Forget Passwords, Think Pass Thoughts

Over the past few years, identity establishment through passwords is becoming rather overwhelming. Remembering all those different passwords for a number of accounts and protecting their secrecy is, indeed, a big concern. The availability of various password management tools is not without issues and challenges.

Biometrics, like retinal scan and finger prints, is one solution that could have rendered the password based identity obsolete. This, however, has not happened so far.

Recently, a rather new kind of identity has been experimented with that is thought based or, to be more precise, brain based!
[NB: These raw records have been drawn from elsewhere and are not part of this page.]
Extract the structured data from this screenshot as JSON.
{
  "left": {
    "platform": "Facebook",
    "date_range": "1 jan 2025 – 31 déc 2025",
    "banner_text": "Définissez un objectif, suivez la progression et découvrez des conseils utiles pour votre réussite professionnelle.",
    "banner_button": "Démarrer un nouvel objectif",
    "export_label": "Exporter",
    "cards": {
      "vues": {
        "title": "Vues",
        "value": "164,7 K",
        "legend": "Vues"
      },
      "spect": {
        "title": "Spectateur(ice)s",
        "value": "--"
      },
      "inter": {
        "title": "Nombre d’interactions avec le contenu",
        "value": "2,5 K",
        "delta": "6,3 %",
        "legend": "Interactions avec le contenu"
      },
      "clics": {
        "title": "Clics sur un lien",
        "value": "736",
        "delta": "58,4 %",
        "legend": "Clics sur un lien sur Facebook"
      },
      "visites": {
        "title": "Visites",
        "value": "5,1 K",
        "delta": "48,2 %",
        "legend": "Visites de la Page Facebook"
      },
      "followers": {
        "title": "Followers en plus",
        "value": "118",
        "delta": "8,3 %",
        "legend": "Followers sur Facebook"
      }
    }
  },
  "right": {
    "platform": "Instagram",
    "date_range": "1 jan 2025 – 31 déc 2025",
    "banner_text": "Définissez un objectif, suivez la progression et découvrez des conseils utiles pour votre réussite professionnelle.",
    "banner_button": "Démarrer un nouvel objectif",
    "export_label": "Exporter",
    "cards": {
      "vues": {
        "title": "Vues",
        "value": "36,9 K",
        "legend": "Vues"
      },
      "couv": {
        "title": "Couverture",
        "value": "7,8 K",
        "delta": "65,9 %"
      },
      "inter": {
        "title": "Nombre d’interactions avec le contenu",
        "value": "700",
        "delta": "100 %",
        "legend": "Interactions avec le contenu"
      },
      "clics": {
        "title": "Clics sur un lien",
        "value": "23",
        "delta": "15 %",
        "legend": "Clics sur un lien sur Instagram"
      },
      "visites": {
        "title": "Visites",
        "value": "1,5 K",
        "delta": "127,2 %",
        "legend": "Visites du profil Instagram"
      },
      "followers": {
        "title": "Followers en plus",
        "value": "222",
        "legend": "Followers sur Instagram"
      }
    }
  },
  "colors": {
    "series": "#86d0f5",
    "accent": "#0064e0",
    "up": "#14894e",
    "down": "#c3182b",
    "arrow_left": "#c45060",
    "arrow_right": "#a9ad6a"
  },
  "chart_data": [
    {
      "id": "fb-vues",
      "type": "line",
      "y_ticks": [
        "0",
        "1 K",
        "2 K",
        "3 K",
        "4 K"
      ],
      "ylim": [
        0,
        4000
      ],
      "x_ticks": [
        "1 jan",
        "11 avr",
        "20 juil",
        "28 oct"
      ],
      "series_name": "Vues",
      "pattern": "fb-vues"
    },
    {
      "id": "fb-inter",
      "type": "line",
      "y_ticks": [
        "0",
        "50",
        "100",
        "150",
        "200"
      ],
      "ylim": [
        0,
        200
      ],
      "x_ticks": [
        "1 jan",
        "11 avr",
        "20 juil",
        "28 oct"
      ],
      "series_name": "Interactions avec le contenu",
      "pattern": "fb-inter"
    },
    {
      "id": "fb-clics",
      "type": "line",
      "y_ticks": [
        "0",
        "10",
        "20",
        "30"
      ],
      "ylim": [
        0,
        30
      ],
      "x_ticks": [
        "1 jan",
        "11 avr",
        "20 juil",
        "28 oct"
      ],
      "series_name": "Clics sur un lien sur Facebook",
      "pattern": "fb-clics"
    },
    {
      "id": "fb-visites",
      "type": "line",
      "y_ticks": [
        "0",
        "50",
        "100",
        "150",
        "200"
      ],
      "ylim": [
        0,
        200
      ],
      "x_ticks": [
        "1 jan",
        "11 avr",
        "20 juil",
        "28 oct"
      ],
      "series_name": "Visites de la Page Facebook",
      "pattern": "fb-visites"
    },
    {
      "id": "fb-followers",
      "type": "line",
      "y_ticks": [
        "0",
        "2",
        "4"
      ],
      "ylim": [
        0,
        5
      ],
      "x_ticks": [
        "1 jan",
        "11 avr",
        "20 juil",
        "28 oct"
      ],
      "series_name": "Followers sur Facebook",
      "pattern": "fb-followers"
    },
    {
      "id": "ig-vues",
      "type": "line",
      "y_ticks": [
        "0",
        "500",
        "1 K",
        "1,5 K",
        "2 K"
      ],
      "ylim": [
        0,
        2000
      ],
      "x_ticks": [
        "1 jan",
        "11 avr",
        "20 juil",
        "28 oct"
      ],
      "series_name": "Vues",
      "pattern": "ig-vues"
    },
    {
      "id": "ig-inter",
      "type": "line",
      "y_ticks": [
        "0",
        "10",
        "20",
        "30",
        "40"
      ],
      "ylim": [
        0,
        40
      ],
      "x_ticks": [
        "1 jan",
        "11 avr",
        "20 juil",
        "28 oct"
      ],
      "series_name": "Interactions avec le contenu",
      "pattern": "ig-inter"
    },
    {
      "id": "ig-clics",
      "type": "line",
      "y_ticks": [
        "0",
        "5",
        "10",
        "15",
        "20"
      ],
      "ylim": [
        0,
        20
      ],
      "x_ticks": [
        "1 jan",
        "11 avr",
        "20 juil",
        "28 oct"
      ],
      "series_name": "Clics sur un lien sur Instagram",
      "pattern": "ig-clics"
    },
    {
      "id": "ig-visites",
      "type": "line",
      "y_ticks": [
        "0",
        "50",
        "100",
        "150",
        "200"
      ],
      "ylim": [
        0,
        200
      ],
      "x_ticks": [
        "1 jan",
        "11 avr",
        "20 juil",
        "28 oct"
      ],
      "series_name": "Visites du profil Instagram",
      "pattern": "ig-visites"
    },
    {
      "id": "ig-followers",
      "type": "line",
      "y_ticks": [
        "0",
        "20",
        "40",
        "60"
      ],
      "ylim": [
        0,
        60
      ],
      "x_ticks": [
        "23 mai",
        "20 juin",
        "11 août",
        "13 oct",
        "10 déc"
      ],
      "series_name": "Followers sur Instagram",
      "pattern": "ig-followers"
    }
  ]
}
Our brain waves happen to be unique for each individual, just like retinal scan. If we are having a certain thought and some body else is asked to imagine the same, the kind of waves that the two brains emit will not only be different but also unique for each individual. These brain waves can be sensed using EEG sensors and can then be used as thought signatures to establish the identity of a person.
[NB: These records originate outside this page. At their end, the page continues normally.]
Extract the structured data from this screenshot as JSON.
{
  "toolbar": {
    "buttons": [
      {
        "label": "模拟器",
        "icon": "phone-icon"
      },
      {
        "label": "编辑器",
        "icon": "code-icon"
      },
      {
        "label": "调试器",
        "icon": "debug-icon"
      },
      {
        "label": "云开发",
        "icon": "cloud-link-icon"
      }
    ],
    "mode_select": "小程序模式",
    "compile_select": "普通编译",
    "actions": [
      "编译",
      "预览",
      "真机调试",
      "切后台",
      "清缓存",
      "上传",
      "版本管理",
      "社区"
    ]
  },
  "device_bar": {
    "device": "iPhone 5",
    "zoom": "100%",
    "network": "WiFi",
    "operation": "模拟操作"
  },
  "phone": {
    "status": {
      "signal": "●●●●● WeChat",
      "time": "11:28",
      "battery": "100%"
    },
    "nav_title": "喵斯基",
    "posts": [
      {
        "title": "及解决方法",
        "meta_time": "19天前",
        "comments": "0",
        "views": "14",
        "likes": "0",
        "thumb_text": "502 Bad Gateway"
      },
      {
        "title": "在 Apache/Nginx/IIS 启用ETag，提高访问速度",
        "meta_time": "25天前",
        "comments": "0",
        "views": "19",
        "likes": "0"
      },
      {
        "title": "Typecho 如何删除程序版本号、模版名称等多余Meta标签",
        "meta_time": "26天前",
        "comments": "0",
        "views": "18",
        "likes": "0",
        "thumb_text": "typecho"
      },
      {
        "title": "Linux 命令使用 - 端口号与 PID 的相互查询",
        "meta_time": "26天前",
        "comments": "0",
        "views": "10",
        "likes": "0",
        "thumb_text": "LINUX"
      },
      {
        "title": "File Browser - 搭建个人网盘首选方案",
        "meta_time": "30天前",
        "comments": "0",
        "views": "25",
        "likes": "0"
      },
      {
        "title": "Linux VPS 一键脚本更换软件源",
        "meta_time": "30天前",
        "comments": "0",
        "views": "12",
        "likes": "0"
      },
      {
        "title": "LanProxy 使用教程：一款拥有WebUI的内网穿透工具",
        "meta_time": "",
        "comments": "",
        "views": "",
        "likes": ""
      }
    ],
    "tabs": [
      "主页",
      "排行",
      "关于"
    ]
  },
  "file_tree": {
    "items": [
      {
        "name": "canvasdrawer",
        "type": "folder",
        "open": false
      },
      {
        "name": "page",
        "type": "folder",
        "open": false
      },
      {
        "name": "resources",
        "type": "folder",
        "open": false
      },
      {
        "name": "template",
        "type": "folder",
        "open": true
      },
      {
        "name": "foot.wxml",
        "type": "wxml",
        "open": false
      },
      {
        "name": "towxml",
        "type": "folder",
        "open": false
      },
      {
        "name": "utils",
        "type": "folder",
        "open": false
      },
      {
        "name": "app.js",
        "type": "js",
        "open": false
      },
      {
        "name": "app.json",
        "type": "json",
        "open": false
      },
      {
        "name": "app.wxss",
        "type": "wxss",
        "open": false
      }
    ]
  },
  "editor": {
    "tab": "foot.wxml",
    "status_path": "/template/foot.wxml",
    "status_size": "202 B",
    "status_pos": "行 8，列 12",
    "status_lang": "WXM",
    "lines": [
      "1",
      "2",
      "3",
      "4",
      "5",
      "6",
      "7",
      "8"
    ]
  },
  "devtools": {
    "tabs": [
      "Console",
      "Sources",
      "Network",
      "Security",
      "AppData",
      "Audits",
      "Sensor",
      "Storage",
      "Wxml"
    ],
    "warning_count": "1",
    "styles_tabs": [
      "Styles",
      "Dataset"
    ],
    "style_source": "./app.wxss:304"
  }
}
A team comprising of students and a professor at the School of Information, University of California, Berkeley, has recently demonstrated this ’mental approach’ towards security.

The idea of using brain waves for identification is not entirely new; non availability of inexpensive and simple sensing system was the bottle neck. Technologies that were previously available for EEG data were of clinical grade with 32 to 256 channels and a high price. The availability of consumer grade single channel headsets with a single dry-contact sensor resting against the forehead, providing EEG data at a price of around $100, became the real game changer.

The next logical step was to evaluate and establish the potential of this single channel EEG data as a thought signature for authentication purposes. The subject users put on the EEG headset, the EEG signal was transmitted to a computer via blue tooth for further processing. Using customized ‘thoughts’ for each user with added tuning and tweaking, the system was able to correctly identify the subject user in more than 99% cases.

Suitable mental tasks for this kind of identification need to be easy but not boring despite being repetitive; such as imagining singing a song or counting objects of a particular color or even focusing on one’s breathing.

The availability of improved, more economical and less obstructive EEG sensors along with better identification software may lead the way towards replacement of passwords by pass thoughts. It is the Ali baba’s ‘sim sim’ with a touch of imagination!